◆ Data items
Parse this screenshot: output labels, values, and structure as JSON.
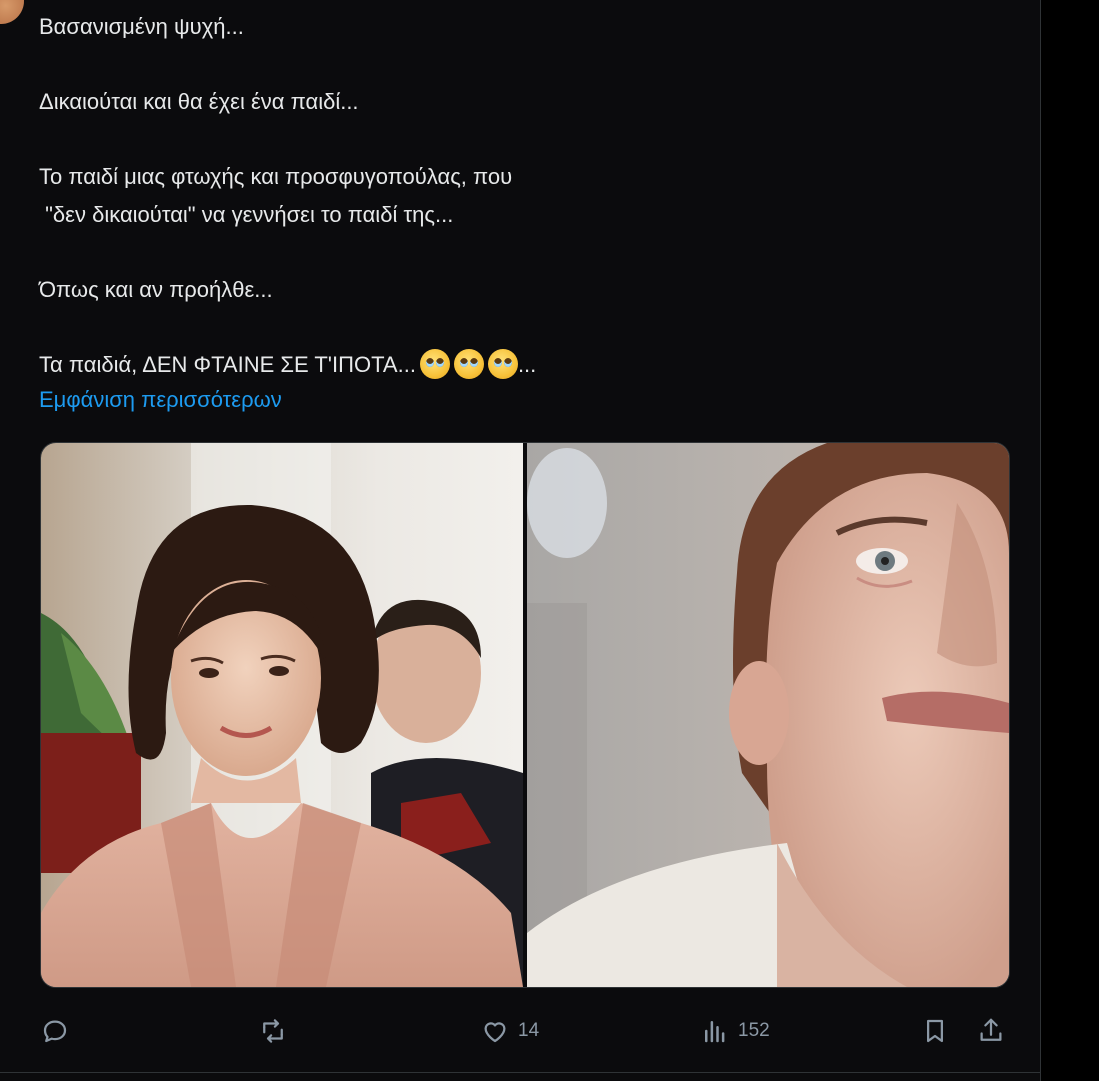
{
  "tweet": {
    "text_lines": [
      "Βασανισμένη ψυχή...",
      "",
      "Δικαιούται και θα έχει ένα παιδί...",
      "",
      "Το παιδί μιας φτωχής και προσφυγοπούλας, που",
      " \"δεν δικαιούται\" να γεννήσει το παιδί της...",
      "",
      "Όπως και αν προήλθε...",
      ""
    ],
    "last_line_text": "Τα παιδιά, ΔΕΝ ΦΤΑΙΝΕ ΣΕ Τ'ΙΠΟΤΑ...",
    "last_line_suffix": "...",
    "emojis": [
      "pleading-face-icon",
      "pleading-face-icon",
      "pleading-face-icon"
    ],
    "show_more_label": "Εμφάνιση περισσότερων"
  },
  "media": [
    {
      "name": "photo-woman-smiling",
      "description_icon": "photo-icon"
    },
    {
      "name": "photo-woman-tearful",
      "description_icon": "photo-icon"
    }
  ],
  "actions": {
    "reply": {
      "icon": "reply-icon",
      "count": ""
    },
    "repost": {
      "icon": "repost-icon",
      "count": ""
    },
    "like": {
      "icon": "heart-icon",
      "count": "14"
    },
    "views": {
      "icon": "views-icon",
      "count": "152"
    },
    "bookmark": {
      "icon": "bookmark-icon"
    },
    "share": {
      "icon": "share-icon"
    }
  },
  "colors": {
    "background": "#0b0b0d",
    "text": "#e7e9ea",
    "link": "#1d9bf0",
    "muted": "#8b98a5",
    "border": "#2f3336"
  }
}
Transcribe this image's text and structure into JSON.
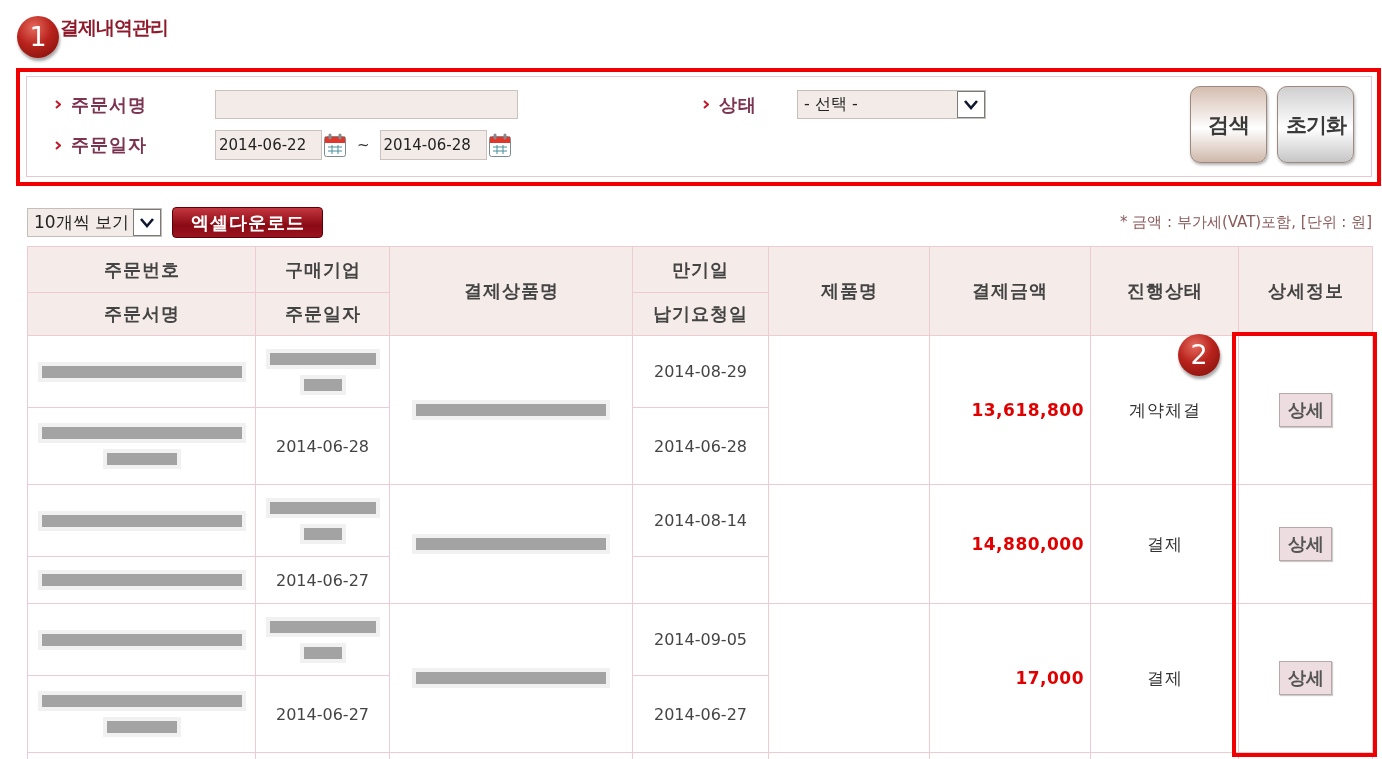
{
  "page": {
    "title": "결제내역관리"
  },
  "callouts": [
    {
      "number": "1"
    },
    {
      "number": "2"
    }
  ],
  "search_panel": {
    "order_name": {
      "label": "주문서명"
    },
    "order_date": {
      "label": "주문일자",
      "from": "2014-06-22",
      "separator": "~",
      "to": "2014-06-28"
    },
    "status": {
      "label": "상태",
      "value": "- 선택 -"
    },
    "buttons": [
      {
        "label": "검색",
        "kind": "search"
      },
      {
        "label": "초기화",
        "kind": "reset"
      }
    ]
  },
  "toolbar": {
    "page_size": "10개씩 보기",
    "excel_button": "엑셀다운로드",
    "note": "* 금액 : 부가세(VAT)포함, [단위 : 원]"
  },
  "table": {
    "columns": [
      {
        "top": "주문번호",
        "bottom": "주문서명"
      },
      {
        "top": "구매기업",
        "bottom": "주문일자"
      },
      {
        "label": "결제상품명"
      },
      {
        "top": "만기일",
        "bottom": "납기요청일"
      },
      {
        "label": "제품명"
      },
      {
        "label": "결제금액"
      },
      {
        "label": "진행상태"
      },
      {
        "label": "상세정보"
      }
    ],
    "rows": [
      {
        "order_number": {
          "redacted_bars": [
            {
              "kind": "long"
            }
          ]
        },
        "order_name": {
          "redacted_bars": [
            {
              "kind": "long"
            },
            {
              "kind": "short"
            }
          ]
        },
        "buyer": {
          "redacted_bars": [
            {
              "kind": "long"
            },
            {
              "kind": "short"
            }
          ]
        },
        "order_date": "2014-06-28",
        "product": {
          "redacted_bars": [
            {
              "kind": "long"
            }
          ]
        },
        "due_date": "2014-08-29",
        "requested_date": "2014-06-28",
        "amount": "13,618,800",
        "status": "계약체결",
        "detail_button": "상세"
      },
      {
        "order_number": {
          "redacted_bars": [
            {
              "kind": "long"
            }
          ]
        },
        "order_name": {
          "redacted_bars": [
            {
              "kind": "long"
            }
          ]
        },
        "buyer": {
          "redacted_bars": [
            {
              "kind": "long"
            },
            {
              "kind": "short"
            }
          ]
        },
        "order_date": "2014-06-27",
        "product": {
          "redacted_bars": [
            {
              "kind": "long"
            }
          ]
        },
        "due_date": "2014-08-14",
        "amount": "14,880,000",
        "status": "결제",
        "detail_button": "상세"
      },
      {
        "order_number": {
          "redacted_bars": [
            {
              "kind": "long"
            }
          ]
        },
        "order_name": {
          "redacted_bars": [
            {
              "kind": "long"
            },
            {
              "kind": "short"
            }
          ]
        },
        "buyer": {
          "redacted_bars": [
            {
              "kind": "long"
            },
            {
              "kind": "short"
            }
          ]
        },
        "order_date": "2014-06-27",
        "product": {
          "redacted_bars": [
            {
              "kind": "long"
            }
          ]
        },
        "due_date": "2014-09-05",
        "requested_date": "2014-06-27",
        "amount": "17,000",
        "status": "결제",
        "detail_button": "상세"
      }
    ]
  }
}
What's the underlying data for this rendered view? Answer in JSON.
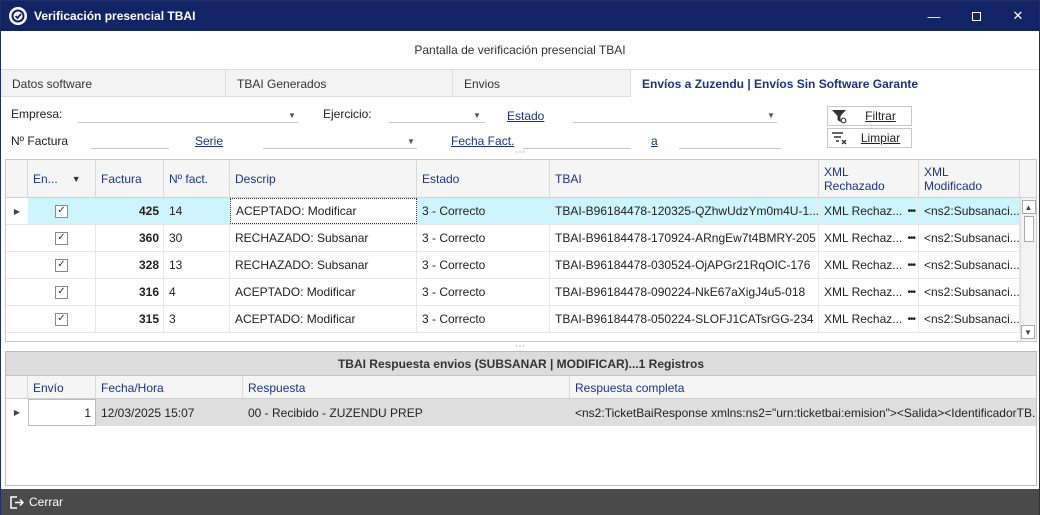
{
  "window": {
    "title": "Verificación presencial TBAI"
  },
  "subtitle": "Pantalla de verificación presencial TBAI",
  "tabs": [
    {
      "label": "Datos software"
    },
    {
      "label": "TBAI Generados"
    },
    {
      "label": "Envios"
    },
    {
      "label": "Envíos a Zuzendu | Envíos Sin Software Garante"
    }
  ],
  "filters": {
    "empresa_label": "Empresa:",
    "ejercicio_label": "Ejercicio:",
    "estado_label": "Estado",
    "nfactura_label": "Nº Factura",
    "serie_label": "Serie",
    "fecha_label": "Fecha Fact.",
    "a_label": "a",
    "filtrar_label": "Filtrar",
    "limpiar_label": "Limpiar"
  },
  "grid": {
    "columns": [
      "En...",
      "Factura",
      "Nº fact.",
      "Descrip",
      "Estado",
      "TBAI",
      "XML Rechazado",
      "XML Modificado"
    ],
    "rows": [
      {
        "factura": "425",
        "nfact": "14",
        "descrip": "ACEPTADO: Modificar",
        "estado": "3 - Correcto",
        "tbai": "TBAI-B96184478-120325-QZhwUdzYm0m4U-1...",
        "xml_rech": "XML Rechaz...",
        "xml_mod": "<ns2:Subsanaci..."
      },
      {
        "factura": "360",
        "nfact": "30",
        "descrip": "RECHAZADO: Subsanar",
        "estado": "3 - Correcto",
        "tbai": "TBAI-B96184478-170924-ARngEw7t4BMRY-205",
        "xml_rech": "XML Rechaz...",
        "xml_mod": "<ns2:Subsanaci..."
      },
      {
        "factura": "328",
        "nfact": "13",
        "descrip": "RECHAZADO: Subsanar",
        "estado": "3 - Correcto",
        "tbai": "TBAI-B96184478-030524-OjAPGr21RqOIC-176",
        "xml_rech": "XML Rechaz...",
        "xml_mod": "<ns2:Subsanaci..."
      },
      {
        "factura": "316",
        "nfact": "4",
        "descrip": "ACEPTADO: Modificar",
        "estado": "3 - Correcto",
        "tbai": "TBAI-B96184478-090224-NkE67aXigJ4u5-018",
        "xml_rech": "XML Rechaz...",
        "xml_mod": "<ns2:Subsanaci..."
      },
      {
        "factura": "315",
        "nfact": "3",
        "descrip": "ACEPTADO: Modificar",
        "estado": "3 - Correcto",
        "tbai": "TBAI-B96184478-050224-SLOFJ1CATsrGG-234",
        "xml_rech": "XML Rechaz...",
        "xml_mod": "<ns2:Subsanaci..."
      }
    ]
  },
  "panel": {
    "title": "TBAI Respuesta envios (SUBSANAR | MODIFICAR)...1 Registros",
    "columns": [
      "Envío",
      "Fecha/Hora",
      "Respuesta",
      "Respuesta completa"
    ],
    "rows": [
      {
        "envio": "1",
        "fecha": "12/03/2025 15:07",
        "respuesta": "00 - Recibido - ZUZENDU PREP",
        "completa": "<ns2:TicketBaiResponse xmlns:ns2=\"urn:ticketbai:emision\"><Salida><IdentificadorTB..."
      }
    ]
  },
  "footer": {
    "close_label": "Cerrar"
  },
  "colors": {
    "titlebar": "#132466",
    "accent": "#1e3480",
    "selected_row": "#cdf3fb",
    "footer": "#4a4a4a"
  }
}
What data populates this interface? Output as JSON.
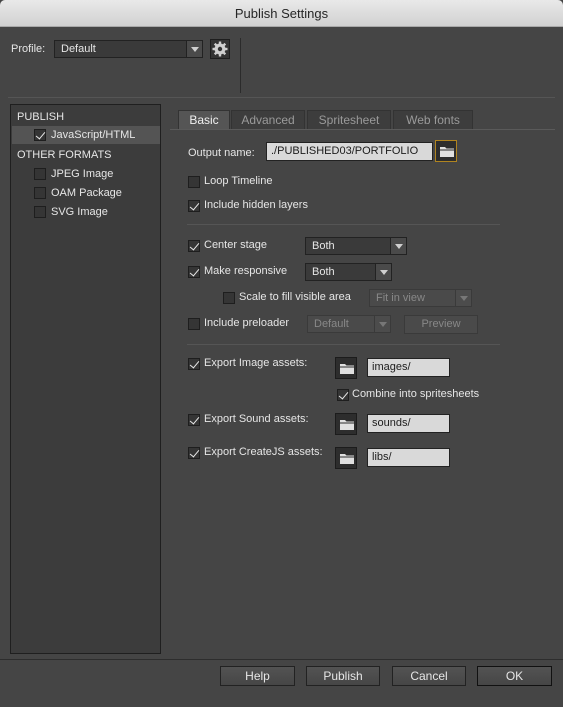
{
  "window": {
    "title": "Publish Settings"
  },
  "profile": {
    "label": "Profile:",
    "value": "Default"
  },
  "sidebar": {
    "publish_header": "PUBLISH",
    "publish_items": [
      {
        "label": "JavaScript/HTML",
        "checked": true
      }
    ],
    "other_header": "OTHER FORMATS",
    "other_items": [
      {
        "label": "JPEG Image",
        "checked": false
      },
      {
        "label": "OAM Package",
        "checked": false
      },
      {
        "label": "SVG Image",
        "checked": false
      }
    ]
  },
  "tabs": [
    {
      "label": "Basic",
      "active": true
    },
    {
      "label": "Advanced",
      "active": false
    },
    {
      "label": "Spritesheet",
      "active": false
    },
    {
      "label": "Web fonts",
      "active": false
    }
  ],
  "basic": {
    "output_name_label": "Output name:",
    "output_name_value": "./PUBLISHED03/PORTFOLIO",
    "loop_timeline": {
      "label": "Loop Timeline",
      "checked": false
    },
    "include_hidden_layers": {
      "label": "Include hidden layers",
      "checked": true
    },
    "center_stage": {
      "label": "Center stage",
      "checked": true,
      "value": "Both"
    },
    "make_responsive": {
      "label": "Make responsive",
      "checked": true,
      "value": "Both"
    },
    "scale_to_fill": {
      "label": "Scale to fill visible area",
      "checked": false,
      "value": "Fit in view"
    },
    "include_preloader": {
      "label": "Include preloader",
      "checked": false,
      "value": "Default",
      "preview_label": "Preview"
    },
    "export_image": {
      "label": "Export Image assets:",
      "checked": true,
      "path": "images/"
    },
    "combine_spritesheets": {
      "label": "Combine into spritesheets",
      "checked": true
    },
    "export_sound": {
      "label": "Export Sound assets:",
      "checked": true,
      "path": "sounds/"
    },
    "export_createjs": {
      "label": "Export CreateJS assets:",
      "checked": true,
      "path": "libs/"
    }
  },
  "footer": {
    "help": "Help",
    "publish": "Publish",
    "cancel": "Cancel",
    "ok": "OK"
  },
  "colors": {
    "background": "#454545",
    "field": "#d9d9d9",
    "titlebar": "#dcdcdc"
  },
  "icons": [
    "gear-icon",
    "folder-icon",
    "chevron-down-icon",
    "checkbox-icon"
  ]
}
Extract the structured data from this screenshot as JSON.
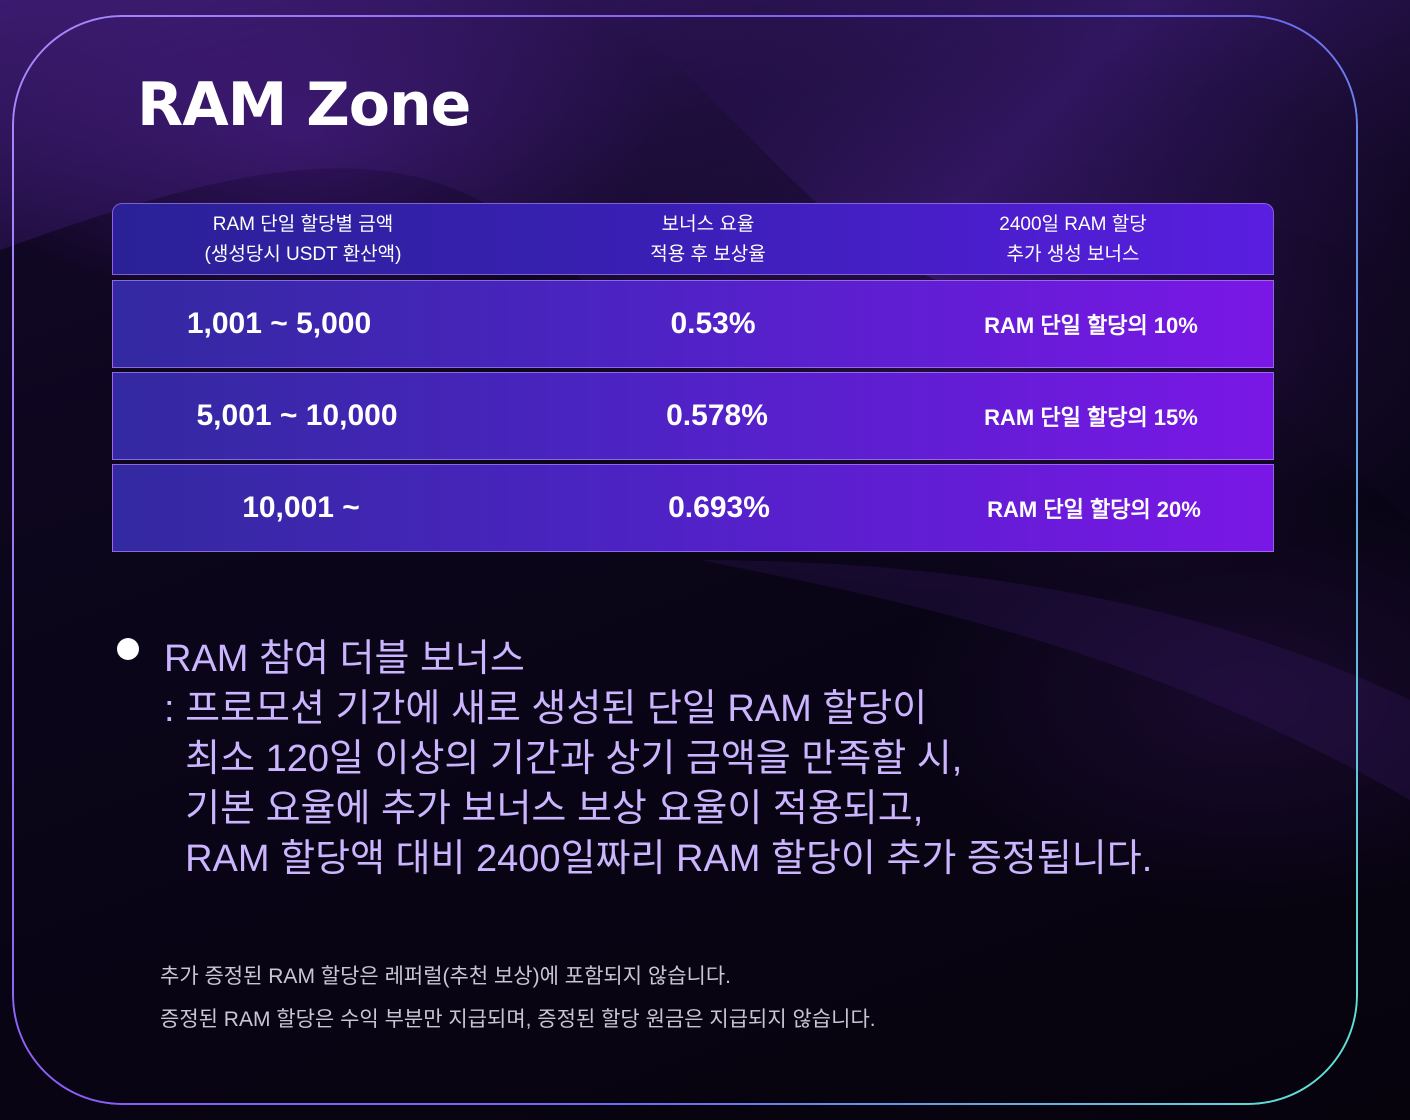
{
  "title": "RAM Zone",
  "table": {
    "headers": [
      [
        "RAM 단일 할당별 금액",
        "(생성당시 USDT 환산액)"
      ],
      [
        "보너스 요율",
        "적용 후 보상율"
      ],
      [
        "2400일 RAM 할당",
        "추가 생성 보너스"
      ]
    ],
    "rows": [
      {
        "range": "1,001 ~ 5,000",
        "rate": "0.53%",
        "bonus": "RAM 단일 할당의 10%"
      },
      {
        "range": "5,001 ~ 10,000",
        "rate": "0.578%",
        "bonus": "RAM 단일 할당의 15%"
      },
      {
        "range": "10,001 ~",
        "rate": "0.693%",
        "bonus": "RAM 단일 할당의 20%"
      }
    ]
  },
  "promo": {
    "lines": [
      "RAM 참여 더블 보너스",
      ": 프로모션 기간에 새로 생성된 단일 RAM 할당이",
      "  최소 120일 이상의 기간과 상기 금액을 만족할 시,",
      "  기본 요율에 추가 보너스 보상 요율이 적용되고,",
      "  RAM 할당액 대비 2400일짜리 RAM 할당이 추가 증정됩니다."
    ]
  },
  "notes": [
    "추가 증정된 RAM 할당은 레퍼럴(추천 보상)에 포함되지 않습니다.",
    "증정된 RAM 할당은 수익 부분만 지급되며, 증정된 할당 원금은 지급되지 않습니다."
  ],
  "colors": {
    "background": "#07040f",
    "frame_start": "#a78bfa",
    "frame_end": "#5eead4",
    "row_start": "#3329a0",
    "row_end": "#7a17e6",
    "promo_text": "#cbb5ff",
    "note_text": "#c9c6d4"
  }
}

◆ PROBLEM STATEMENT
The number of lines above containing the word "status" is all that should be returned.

◆ SOLUTION TO THE EXERCISE
4